PROBLEM TO SOLVE =>
Give the data again in full, with every character unchanged.

ENTRIES SUPPLIED =>
* * * * *

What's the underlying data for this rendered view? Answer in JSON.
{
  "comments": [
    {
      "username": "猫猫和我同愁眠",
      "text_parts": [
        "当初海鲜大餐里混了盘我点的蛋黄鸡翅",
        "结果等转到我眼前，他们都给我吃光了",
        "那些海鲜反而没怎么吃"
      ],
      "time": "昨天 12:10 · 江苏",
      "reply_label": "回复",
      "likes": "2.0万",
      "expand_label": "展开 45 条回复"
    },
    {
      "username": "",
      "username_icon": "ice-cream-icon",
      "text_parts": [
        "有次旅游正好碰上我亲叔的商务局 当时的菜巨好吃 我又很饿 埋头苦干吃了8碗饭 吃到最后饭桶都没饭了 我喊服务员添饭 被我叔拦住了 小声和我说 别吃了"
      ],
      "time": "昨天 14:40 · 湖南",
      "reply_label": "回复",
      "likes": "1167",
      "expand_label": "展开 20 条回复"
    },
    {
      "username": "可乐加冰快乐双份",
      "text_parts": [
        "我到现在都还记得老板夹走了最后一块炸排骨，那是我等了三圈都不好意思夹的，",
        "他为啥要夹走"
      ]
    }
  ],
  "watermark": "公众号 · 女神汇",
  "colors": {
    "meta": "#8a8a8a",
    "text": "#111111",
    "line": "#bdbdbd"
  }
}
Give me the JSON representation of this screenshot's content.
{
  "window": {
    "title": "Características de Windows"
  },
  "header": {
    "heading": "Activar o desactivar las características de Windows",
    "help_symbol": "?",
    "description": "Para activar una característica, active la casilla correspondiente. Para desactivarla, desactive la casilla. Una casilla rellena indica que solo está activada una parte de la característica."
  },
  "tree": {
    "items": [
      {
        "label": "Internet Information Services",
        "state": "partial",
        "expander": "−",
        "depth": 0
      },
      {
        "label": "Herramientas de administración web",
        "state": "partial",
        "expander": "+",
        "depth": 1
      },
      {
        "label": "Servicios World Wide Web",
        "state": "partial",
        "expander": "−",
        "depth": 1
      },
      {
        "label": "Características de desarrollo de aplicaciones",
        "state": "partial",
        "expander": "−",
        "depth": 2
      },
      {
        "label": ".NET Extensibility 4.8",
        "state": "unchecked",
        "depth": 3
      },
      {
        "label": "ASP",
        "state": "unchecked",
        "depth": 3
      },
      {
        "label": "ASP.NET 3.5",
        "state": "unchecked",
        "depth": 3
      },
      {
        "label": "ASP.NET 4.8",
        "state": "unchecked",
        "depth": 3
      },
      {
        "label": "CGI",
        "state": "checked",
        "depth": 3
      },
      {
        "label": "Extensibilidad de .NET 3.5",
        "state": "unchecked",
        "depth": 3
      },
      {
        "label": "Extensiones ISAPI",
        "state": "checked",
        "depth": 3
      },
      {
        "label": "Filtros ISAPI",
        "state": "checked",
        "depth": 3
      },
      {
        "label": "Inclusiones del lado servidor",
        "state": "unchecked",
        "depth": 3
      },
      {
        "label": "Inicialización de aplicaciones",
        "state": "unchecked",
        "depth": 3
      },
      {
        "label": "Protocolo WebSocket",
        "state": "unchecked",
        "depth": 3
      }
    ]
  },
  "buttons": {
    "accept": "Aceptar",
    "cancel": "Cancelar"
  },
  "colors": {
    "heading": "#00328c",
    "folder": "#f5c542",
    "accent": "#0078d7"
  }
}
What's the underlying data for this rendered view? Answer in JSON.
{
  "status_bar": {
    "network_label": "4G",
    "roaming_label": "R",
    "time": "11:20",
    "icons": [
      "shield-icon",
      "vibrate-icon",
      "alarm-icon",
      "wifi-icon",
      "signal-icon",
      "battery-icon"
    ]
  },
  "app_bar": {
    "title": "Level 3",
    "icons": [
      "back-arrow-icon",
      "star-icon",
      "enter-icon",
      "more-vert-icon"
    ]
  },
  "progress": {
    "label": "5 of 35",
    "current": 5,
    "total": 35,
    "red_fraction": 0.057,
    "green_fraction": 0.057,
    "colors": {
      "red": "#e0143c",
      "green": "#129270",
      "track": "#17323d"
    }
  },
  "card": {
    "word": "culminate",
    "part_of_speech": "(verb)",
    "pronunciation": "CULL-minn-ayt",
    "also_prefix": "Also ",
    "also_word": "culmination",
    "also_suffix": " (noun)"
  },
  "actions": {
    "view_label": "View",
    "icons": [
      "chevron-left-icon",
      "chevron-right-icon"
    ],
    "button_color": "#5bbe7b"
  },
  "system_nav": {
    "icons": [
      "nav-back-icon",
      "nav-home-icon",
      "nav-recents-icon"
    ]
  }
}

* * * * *

COMPLETED TASK =>
What's the underlying data for this rendered view? Answer in JSON.
{
  "comments": [
    {
      "username": "猫猫和我同愁眠",
      "text_parts": [
        "当初海鲜大餐里混了盘我点的蛋黄鸡翅",
        "结果等转到我眼前，他们都给我吃光了",
        "那些海鲜反而没怎么吃"
      ],
      "time": "昨天 12:10 · 江苏",
      "reply_label": "回复",
      "likes": "2.0万",
      "expand_label": "展开 45 条回复"
    },
    {
      "username": "",
      "username_icon": "ice-cream-icon",
      "text_parts": [
        "有次旅游正好碰上我亲叔的商务局 当时的菜巨好吃 我又很饿 埋头苦干吃了8碗饭 吃到最后饭桶都没饭了 我喊服务员添饭 被我叔拦住了 小声和我说 别吃了"
      ],
      "time": "昨天 14:40 · 湖南",
      "reply_label": "回复",
      "likes": "1167",
      "expand_label": "展开 20 条回复"
    },
    {
      "username": "可乐加冰快乐双份",
      "text_parts": [
        "我到现在都还记得老板夹走了最后一块炸排骨，那是我等了三圈都不好意思夹的，",
        "他为啥要夹走"
      ]
    }
  ],
  "watermark": "公众号 · 女神汇",
  "colors": {
    "meta": "#8a8a8a",
    "text": "#111111",
    "line": "#bdbdbd"
  }
}
Give me the JSON representation of this screenshot's content.
{
  "window": {
    "title": "Características de Windows"
  },
  "header": {
    "heading": "Activar o desactivar las características de Windows",
    "help_symbol": "?",
    "description": "Para activar una característica, active la casilla correspondiente. Para desactivarla, desactive la casilla. Una casilla rellena indica que solo está activada una parte de la característica."
  },
  "tree": {
    "items": [
      {
        "label": "Internet Information Services",
        "state": "partial",
        "expander": "−",
        "depth": 0
      },
      {
        "label": "Herramientas de administración web",
        "state": "partial",
        "expander": "+",
        "depth": 1
      },
      {
        "label": "Servicios World Wide Web",
        "state": "partial",
        "expander": "−",
        "depth": 1
      },
      {
        "label": "Características de desarrollo de aplicaciones",
        "state": "partial",
        "expander": "−",
        "depth": 2
      },
      {
        "label": ".NET Extensibility 4.8",
        "state": "unchecked",
        "depth": 3
      },
      {
        "label": "ASP",
        "state": "unchecked",
        "depth": 3
      },
      {
        "label": "ASP.NET 3.5",
        "state": "unchecked",
        "depth": 3
      },
      {
        "label": "ASP.NET 4.8",
        "state": "unchecked",
        "depth": 3
      },
      {
        "label": "CGI",
        "state": "checked",
        "depth": 3
      },
      {
        "label": "Extensibilidad de .NET 3.5",
        "state": "unchecked",
        "depth": 3
      },
      {
        "label": "Extensiones ISAPI",
        "state": "checked",
        "depth": 3
      },
      {
        "label": "Filtros ISAPI",
        "state": "checked",
        "depth": 3
      },
      {
        "label": "Inclusiones del lado servidor",
        "state": "unchecked",
        "depth": 3
      },
      {
        "label": "Inicialización de aplicaciones",
        "state": "unchecked",
        "depth": 3
      },
      {
        "label": "Protocolo WebSocket",
        "state": "unchecked",
        "depth": 3
      }
    ]
  },
  "buttons": {
    "accept": "Aceptar",
    "cancel": "Cancelar"
  },
  "colors": {
    "heading": "#00328c",
    "folder": "#f5c542",
    "accent": "#0078d7"
  }
}
What's the underlying data for this rendered view? Answer in JSON.
{
  "status_bar": {
    "network_label": "4G",
    "roaming_label": "R",
    "time": "11:20",
    "icons": [
      "shield-icon",
      "vibrate-icon",
      "alarm-icon",
      "wifi-icon",
      "signal-icon",
      "battery-icon"
    ]
  },
  "app_bar": {
    "title": "Level 3",
    "icons": [
      "back-arrow-icon",
      "star-icon",
      "enter-icon",
      "more-vert-icon"
    ]
  },
  "progress": {
    "label": "5 of 35",
    "current": 5,
    "total": 35,
    "red_fraction": 0.057,
    "green_fraction": 0.057,
    "colors": {
      "red": "#e0143c",
      "green": "#129270",
      "track": "#17323d"
    }
  },
  "card": {
    "word": "culminate",
    "part_of_speech": "(verb)",
    "pronunciation": "CULL-minn-ayt",
    "also_prefix": "Also ",
    "also_word": "culmination",
    "also_suffix": " (noun)"
  },
  "actions": {
    "view_label": "View",
    "icons": [
      "chevron-left-icon",
      "chevron-right-icon"
    ],
    "button_color": "#5bbe7b"
  },
  "system_nav": {
    "icons": [
      "nav-back-icon",
      "nav-home-icon",
      "nav-recents-icon"
    ]
  }
}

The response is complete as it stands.